Brief:
Scan the data below for the string "triangle". Copy every line where it appears.

Records:

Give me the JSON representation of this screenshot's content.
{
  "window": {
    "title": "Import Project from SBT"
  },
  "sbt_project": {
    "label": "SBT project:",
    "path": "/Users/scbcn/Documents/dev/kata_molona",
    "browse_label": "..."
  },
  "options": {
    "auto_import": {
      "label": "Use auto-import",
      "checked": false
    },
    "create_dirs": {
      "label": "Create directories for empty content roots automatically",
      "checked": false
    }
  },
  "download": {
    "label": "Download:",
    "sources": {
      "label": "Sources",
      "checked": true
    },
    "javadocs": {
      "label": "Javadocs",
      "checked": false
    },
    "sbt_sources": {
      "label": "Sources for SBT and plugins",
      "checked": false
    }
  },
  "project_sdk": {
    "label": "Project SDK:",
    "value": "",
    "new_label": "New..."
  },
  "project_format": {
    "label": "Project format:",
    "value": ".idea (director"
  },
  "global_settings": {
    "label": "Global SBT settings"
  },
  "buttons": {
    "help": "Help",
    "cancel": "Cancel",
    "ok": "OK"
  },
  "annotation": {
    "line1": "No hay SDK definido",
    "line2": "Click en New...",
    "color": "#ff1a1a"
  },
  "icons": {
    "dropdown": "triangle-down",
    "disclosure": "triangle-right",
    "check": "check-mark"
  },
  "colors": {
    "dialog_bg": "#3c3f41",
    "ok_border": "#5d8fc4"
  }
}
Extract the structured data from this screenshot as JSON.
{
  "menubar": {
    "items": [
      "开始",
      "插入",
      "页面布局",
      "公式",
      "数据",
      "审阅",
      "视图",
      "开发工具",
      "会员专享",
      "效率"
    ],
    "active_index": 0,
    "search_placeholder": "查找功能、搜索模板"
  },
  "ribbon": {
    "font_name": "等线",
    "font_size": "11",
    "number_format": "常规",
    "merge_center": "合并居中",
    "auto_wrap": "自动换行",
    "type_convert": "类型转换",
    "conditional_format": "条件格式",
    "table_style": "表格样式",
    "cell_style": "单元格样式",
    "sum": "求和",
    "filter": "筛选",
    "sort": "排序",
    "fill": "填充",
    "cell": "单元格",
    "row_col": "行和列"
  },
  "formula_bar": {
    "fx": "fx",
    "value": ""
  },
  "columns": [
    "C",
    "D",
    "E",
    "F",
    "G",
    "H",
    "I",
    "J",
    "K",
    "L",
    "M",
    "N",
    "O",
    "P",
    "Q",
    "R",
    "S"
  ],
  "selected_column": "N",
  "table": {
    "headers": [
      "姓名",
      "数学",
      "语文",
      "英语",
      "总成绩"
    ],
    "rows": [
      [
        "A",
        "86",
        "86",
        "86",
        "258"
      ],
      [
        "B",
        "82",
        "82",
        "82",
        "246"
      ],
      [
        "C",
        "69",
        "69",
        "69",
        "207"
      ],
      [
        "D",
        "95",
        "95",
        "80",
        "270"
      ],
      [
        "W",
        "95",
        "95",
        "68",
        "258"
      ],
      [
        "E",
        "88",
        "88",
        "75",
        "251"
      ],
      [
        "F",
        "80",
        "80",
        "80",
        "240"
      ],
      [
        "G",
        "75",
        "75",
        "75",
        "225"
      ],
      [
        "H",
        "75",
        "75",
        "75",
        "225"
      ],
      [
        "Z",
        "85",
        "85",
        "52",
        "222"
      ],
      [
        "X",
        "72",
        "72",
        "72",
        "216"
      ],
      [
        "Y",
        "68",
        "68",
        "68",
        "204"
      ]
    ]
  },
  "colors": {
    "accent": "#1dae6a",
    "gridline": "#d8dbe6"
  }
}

Expected output:
    "dropdown": "triangle-down",
    "disclosure": "triangle-right",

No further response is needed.